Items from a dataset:
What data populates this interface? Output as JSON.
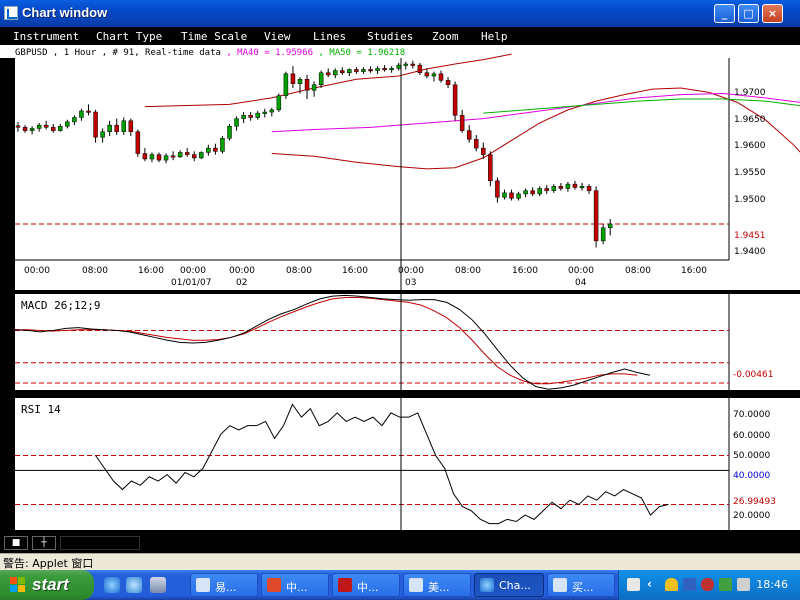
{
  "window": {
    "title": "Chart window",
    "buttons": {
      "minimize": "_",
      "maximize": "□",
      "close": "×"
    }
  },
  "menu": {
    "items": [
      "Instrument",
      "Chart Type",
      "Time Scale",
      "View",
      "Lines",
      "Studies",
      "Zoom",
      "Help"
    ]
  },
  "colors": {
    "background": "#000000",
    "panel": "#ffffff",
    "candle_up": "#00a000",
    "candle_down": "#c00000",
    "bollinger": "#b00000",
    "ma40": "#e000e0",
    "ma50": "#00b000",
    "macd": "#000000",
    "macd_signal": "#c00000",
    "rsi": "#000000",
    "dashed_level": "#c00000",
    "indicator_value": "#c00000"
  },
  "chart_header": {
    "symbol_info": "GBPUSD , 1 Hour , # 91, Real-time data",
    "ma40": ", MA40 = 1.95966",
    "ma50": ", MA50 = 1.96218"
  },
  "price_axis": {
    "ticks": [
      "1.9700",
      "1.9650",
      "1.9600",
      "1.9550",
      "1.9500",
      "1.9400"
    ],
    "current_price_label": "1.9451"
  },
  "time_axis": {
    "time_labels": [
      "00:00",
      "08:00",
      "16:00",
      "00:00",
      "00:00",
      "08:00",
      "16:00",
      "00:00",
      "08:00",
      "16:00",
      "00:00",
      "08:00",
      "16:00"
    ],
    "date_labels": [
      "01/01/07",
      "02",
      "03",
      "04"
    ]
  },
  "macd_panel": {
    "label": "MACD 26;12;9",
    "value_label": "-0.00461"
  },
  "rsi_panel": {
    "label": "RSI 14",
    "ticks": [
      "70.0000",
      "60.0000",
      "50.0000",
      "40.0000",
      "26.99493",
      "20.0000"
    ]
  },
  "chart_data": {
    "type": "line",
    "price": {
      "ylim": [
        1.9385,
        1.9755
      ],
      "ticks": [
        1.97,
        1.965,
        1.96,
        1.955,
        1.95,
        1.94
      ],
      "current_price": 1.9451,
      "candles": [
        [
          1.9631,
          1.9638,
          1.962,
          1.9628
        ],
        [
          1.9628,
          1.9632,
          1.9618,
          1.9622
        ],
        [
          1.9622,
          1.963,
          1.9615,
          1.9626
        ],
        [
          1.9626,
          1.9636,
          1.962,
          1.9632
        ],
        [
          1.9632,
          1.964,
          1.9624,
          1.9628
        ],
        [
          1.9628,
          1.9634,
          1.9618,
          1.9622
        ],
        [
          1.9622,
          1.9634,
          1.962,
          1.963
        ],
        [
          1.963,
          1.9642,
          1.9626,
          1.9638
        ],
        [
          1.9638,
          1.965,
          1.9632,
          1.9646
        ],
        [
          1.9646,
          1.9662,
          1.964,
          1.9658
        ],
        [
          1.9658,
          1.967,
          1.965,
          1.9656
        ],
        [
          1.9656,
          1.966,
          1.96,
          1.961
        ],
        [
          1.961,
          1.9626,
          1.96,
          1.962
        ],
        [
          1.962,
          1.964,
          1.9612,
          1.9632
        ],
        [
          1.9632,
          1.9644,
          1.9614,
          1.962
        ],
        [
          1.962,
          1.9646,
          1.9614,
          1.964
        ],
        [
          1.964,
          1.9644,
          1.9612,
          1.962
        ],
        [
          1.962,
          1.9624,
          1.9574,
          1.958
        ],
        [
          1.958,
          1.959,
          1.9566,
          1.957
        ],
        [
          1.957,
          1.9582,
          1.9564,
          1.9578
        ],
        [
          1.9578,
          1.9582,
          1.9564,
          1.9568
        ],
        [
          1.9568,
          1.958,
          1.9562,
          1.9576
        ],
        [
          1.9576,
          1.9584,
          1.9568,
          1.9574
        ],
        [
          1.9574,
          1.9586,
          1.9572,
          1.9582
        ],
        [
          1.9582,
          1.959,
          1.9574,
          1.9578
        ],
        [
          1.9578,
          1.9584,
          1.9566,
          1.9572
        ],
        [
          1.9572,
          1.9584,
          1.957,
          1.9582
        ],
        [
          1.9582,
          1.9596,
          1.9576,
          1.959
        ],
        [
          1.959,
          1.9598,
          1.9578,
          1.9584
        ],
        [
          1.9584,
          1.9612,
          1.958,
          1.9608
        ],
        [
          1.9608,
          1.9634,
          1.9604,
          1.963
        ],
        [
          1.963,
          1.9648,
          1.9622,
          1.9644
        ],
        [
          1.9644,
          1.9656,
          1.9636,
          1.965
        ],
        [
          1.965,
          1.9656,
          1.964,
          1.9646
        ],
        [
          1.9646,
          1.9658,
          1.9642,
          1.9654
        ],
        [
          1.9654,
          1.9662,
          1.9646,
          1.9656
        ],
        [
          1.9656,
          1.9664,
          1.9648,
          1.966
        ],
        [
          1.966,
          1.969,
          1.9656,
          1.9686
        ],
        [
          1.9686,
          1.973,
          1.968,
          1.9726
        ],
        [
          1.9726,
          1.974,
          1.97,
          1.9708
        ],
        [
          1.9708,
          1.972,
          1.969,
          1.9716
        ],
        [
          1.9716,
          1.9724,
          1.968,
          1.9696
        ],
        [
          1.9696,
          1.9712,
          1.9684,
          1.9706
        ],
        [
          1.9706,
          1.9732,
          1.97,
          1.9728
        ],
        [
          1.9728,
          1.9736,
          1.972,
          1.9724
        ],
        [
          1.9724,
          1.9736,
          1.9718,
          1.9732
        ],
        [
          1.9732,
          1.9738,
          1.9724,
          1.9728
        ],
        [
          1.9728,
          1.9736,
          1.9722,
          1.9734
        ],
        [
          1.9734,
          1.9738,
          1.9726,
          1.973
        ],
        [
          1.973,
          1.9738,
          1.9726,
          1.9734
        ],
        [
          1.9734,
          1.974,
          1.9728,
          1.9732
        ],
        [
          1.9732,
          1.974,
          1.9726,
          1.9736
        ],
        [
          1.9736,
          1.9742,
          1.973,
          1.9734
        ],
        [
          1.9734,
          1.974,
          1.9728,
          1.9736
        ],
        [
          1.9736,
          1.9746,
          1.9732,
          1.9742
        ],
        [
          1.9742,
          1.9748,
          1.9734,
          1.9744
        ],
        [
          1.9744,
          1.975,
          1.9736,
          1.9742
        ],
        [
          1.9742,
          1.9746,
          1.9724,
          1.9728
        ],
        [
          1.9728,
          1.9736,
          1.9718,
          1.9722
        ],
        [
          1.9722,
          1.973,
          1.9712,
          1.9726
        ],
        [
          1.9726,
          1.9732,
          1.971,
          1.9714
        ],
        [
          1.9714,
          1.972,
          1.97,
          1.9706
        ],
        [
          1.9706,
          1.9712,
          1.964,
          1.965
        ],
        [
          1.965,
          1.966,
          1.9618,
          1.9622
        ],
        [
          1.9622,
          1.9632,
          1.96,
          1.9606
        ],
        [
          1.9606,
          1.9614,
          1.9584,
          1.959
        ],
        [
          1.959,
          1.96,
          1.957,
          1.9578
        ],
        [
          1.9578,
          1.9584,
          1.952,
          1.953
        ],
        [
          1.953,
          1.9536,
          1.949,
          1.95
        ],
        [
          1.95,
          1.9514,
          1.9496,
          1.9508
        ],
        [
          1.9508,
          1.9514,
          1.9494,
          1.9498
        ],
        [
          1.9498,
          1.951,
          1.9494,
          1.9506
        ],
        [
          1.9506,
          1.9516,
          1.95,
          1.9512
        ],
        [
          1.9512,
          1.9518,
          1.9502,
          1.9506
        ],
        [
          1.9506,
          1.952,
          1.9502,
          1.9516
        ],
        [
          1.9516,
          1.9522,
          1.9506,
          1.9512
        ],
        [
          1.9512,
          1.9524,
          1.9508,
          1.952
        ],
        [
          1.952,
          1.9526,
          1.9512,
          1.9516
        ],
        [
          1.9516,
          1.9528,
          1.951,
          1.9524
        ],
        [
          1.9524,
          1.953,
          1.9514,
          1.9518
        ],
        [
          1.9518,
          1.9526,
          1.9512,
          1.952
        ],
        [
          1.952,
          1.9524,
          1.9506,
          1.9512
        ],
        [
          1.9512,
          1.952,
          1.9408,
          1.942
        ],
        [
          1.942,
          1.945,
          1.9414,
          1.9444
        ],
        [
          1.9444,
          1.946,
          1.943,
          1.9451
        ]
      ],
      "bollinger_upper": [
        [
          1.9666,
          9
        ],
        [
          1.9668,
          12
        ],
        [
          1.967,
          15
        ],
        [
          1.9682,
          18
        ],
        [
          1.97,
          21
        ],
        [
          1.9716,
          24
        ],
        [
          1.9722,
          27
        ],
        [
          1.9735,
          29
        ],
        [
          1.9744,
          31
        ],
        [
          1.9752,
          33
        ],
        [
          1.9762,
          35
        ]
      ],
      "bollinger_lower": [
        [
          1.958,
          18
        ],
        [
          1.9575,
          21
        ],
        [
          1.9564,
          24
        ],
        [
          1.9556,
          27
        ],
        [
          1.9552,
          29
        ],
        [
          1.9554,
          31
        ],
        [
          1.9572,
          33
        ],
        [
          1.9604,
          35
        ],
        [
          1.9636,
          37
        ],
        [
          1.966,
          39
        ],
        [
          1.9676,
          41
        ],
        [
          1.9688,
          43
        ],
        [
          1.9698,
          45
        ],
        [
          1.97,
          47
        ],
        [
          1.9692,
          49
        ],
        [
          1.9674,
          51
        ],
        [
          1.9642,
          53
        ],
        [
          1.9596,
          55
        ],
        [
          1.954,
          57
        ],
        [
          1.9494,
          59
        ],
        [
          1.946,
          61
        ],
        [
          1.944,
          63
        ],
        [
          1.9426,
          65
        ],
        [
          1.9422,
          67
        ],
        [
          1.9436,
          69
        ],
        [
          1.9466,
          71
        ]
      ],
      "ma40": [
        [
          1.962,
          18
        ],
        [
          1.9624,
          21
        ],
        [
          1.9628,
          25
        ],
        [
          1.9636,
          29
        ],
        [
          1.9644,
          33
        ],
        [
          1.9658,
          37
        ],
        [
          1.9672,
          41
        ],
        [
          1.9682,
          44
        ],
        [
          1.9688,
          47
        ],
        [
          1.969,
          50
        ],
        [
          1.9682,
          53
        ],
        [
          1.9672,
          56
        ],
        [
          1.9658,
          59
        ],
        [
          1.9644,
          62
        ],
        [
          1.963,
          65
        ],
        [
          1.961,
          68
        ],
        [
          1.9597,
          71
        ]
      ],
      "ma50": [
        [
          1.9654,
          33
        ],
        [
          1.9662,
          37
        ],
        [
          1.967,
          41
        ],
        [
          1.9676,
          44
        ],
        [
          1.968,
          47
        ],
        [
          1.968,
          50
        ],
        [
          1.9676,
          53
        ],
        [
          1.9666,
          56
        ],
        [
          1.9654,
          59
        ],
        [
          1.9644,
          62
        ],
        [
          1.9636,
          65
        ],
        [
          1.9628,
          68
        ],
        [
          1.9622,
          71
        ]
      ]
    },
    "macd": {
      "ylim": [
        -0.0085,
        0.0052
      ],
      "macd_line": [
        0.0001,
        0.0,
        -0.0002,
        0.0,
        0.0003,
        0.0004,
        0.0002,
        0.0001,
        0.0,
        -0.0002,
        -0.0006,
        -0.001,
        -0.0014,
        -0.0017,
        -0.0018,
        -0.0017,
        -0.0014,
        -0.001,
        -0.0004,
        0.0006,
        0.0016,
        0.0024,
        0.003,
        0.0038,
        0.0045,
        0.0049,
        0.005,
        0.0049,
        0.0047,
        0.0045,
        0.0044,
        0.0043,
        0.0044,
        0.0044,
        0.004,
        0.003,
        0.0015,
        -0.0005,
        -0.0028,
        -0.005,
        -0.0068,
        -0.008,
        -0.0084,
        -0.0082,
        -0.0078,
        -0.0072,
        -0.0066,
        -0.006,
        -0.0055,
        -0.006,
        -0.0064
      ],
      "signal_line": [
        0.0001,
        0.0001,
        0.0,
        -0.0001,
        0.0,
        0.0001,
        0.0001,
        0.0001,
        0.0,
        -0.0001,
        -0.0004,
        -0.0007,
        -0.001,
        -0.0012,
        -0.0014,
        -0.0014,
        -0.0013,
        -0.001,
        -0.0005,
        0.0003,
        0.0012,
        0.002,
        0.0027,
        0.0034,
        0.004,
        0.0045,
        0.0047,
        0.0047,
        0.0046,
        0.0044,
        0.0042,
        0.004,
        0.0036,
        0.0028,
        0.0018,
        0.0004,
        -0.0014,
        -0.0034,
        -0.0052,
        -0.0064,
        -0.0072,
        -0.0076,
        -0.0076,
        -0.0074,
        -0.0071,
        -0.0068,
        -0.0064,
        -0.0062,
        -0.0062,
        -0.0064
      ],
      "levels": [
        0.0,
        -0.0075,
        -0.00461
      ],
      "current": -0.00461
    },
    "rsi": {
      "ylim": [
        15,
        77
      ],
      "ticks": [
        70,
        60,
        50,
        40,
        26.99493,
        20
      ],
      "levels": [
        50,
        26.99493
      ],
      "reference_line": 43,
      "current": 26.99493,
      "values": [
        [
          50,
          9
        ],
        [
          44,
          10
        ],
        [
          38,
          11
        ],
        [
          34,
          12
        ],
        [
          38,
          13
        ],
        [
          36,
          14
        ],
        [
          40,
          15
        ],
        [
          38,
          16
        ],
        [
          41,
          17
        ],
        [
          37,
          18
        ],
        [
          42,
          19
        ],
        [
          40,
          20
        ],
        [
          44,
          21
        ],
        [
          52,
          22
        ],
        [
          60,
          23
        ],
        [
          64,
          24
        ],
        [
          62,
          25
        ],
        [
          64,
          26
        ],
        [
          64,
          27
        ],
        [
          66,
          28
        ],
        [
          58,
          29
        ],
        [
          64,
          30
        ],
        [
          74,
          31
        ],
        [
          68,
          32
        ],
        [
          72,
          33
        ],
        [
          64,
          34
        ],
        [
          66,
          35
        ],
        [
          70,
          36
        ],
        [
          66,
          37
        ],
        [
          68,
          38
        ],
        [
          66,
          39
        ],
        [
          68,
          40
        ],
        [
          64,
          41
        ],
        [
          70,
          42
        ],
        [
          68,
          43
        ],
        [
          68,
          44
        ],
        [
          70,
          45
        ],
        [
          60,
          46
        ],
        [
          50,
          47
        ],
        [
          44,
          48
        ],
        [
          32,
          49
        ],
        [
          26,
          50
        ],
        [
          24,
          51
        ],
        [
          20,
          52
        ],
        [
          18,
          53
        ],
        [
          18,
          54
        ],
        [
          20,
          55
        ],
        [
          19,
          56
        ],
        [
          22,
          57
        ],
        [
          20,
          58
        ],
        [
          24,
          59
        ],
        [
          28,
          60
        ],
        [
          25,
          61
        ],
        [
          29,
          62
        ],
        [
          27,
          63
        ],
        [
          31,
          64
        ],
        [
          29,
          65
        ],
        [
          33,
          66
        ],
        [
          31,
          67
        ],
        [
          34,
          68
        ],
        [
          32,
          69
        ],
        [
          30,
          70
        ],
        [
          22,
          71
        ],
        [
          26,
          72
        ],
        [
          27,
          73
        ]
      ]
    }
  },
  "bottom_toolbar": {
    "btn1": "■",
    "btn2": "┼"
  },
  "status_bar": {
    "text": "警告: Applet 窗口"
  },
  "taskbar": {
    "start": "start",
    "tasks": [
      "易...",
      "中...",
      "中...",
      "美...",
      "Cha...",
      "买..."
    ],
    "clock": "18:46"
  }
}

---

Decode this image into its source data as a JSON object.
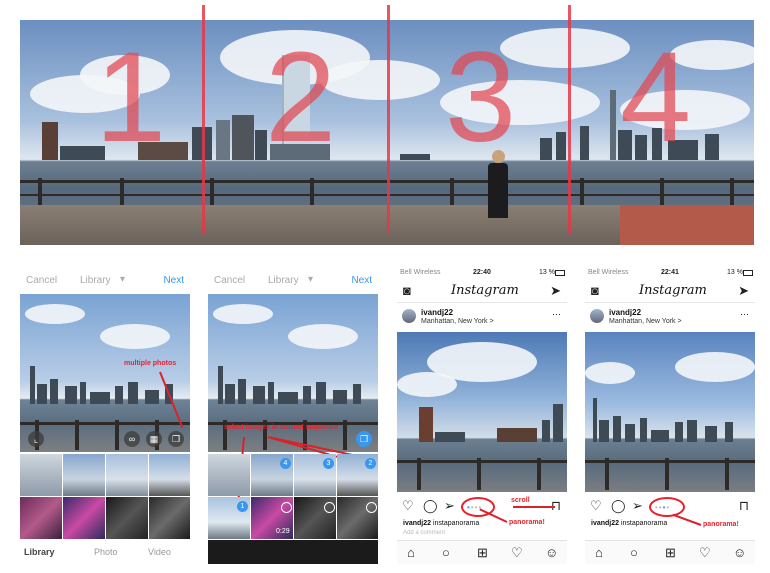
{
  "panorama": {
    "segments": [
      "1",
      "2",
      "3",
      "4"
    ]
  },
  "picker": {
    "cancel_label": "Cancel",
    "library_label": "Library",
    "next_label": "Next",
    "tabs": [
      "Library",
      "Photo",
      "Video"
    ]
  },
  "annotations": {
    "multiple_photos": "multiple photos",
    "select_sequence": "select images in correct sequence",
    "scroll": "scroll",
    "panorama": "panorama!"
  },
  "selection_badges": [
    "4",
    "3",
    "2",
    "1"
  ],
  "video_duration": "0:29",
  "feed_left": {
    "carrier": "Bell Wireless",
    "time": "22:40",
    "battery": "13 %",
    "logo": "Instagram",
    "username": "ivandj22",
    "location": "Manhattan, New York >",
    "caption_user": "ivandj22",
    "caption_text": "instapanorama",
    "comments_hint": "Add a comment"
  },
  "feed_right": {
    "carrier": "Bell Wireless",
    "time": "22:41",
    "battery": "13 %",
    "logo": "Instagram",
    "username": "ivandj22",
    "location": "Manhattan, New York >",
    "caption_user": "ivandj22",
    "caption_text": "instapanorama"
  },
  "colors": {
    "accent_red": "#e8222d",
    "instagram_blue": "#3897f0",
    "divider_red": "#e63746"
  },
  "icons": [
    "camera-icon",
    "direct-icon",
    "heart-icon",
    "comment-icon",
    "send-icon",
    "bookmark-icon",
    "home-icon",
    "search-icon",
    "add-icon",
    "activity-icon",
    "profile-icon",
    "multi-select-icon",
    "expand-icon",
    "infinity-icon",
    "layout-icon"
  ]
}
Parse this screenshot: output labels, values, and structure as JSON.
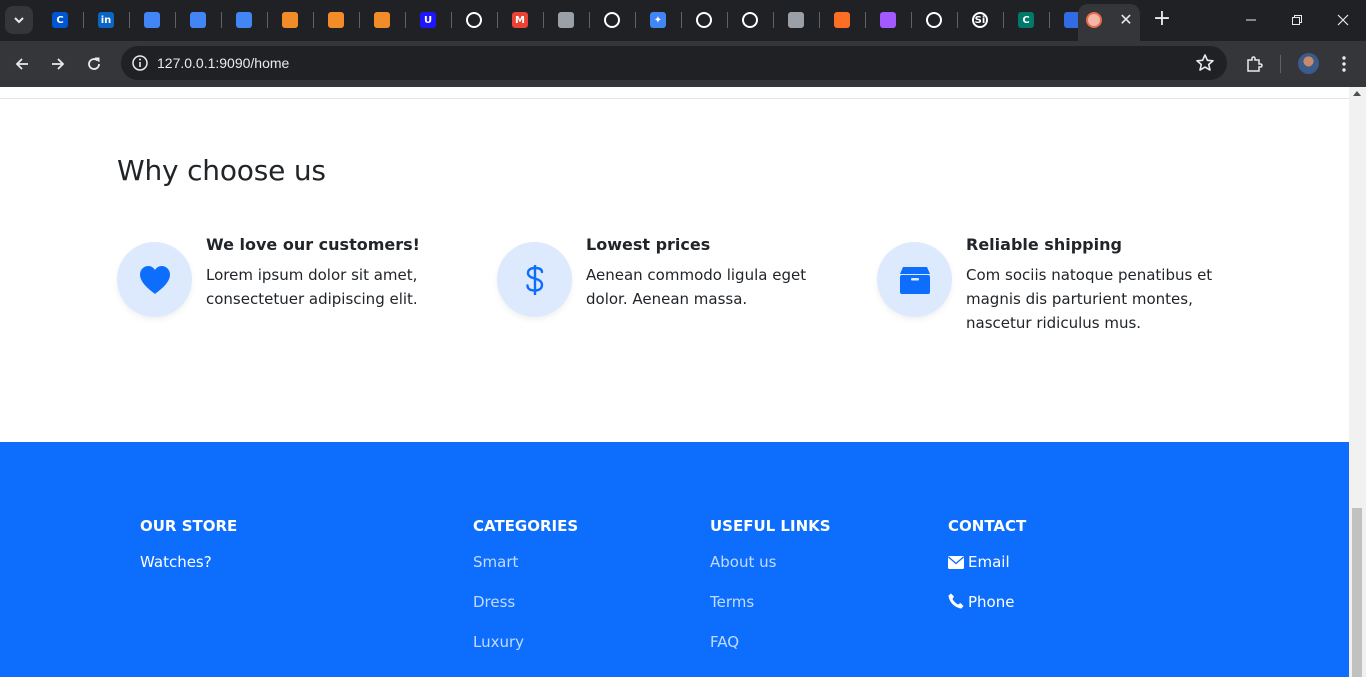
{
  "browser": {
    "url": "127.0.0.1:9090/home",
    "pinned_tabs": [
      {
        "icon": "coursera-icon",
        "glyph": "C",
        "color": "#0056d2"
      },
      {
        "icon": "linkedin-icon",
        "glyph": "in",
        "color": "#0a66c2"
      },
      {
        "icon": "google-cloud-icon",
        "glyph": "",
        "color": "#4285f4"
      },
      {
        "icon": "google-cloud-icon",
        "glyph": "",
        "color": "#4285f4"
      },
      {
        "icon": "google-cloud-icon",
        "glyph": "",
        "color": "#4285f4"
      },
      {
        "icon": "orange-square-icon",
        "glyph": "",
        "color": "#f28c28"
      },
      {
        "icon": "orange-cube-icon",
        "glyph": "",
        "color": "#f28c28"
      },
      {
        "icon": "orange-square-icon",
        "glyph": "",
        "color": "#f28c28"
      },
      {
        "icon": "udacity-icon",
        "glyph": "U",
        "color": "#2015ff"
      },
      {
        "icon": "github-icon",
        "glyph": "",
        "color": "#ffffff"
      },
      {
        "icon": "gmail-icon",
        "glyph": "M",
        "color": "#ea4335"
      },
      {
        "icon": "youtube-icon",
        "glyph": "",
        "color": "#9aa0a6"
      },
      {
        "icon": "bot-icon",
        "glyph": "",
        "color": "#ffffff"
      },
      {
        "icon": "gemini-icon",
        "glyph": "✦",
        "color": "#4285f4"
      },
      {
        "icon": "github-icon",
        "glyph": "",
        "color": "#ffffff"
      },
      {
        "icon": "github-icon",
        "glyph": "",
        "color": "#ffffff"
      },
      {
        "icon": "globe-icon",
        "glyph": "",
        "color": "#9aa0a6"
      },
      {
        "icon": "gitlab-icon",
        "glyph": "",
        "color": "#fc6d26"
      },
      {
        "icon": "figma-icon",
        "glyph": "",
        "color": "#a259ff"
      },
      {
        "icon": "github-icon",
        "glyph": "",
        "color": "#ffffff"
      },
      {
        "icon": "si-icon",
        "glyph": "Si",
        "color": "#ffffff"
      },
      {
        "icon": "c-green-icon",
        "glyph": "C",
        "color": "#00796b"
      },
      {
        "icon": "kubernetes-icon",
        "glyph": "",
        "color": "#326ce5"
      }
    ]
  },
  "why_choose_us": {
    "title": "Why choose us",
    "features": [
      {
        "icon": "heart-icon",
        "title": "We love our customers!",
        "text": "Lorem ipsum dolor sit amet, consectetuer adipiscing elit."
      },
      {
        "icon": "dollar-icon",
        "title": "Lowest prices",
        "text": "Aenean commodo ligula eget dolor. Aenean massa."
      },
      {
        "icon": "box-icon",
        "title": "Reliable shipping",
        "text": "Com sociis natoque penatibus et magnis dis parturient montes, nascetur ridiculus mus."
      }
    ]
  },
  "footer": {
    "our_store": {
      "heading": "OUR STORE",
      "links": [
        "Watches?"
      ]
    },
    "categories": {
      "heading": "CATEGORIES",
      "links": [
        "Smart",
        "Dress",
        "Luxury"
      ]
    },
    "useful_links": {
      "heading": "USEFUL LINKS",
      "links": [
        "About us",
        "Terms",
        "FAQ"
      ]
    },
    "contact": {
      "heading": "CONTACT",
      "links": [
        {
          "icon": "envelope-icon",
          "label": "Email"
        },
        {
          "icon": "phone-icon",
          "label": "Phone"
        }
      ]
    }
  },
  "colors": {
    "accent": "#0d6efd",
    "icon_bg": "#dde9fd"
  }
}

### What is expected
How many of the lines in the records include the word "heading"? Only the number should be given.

### The completed task
4